● What to produce
Tally how many lines of these entries hold the string "공장가업". Return the number alone.

Provided entries Start Marker

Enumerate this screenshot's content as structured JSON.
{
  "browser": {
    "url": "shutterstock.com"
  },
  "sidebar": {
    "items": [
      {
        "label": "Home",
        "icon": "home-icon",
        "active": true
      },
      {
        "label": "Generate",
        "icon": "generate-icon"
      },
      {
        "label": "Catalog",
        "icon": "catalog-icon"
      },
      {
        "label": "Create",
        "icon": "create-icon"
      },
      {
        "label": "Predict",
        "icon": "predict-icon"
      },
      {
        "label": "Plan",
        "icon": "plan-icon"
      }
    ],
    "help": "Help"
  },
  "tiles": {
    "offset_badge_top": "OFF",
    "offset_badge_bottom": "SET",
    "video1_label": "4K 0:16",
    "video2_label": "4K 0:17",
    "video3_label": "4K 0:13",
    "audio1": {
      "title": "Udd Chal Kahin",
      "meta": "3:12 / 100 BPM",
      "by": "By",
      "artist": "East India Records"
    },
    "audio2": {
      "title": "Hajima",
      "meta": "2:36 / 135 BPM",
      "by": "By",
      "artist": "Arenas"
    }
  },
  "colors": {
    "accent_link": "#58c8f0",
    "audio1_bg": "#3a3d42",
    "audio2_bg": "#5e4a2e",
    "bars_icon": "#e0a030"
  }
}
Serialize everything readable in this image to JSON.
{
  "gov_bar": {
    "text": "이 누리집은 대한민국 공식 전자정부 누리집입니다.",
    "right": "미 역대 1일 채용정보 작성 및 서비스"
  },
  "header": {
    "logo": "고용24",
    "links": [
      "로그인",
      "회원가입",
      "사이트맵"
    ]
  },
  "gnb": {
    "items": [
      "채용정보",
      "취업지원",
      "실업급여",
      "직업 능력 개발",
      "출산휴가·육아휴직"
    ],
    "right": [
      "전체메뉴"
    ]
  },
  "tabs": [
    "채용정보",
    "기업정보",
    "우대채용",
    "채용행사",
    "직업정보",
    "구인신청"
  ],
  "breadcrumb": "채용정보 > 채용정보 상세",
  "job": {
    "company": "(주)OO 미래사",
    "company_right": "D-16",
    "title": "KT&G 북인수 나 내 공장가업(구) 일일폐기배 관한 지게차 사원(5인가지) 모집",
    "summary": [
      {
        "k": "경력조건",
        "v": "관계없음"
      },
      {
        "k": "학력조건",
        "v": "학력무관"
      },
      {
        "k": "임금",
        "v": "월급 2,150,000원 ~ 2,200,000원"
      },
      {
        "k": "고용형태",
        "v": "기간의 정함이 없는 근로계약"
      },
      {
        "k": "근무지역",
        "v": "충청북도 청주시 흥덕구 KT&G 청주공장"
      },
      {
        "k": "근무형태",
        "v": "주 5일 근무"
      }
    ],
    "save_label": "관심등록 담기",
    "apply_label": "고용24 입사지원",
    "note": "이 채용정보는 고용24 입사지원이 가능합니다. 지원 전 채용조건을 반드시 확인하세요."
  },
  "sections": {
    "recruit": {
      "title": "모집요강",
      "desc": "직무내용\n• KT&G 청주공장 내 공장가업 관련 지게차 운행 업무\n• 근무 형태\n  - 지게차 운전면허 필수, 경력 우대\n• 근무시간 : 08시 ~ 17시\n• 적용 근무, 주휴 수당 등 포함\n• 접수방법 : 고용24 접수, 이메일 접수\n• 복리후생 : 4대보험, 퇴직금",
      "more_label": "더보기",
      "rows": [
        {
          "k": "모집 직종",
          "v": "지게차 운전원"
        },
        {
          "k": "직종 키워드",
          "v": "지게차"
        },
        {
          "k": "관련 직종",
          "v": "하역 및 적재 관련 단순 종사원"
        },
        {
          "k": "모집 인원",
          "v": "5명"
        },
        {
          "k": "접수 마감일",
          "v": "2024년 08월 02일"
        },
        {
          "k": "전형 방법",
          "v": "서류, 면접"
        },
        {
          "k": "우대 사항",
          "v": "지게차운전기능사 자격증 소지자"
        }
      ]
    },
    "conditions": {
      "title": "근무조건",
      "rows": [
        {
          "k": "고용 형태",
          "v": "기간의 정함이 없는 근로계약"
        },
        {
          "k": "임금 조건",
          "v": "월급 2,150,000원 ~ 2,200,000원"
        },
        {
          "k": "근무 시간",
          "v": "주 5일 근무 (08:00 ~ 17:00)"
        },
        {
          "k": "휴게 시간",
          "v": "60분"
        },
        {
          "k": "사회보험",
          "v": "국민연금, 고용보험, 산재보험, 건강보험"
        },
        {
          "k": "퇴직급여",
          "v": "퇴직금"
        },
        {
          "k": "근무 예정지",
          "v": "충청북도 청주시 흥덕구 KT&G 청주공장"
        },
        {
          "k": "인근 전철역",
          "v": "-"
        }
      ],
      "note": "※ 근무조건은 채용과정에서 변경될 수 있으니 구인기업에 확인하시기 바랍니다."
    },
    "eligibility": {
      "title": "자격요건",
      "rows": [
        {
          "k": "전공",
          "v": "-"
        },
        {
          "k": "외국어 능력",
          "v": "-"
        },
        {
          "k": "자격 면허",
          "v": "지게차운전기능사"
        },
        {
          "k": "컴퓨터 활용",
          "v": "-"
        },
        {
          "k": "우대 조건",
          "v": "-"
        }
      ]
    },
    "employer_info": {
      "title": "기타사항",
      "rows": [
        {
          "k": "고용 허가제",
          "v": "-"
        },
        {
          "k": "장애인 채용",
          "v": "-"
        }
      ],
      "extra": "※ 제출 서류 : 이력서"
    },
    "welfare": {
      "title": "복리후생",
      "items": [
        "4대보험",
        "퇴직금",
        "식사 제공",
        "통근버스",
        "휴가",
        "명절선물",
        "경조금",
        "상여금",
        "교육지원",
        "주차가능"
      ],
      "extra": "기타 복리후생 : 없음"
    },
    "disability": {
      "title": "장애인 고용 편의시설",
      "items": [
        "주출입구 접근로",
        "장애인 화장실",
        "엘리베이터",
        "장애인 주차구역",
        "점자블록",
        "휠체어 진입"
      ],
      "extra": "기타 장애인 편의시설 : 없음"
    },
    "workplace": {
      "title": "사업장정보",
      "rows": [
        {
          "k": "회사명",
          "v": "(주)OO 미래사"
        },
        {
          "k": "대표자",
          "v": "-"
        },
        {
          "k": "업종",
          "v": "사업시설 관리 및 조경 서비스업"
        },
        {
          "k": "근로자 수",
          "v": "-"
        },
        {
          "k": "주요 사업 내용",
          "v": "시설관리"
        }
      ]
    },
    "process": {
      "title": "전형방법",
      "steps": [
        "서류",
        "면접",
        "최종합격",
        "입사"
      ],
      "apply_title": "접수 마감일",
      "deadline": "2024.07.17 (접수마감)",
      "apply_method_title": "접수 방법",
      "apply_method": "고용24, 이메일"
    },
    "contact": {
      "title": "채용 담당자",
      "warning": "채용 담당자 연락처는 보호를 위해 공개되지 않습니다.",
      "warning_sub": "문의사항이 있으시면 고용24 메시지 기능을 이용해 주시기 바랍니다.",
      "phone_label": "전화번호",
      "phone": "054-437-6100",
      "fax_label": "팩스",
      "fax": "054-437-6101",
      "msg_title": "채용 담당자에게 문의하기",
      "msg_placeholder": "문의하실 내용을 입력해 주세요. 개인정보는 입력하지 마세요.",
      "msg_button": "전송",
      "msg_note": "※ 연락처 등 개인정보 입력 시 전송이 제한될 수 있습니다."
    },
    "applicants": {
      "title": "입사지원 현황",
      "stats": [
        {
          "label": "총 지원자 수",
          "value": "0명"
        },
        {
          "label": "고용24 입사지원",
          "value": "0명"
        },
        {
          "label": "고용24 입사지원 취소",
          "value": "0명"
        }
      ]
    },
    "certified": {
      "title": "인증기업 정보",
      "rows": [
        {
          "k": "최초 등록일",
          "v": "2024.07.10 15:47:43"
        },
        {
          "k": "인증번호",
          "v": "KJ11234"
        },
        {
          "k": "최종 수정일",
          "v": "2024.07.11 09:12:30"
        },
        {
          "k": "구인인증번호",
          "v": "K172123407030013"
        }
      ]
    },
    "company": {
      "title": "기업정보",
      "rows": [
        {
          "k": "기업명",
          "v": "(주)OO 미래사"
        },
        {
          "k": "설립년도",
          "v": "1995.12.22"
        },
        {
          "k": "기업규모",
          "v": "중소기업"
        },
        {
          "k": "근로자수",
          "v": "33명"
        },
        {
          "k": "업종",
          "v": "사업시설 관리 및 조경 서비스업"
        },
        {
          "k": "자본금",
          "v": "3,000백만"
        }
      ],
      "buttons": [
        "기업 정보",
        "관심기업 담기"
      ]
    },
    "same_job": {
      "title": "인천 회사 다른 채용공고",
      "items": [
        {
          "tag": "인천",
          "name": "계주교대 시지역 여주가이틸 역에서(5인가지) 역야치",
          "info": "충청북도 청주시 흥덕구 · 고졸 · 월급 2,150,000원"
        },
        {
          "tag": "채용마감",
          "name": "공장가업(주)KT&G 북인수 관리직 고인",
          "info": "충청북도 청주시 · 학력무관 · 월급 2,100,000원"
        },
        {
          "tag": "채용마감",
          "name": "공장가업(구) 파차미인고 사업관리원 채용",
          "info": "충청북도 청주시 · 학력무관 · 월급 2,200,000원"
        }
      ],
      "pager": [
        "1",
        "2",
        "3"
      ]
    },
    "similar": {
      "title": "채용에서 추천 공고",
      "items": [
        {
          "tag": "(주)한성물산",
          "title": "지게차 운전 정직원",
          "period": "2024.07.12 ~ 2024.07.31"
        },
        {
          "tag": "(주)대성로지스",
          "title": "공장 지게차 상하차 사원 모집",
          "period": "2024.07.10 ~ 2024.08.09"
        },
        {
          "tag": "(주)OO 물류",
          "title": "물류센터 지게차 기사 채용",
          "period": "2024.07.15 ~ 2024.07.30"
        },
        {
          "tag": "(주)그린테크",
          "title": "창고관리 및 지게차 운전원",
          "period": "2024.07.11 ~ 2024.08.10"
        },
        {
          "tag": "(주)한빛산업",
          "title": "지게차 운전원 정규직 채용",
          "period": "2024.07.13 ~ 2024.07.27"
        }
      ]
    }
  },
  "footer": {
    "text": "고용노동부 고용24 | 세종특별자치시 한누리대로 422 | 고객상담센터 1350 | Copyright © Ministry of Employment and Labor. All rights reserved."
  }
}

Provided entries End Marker

● Your response
4